■ **Task to complete**
Whatever the data contains, copy all of it exactly.

── Records to use

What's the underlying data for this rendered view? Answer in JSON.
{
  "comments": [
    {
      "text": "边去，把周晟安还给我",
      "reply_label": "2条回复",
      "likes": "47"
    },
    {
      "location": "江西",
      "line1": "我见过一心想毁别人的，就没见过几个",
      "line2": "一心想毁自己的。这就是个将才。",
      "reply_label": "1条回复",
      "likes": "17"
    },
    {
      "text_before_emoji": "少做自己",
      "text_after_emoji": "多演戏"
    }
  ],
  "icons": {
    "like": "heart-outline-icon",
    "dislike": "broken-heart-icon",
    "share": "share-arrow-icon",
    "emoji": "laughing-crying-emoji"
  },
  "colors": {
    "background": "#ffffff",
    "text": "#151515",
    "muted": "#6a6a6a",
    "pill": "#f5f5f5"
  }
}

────

■ **Answer space**
What's the underlying data for this rendered view? Answer in JSON.
{
  "comments": [
    {
      "text": "边去，把周晟安还给我",
      "reply_label": "2条回复",
      "likes": "47"
    },
    {
      "location": "江西",
      "line1": "我见过一心想毁别人的，就没见过几个",
      "line2": "一心想毁自己的。这就是个将才。",
      "reply_label": "1条回复",
      "likes": "17"
    },
    {
      "text_before_emoji": "少做自己",
      "text_after_emoji": "多演戏"
    }
  ],
  "icons": {
    "like": "heart-outline-icon",
    "dislike": "broken-heart-icon",
    "share": "share-arrow-icon",
    "emoji": "laughing-crying-emoji"
  },
  "colors": {
    "background": "#ffffff",
    "text": "#151515",
    "muted": "#6a6a6a",
    "pill": "#f5f5f5"
  }
}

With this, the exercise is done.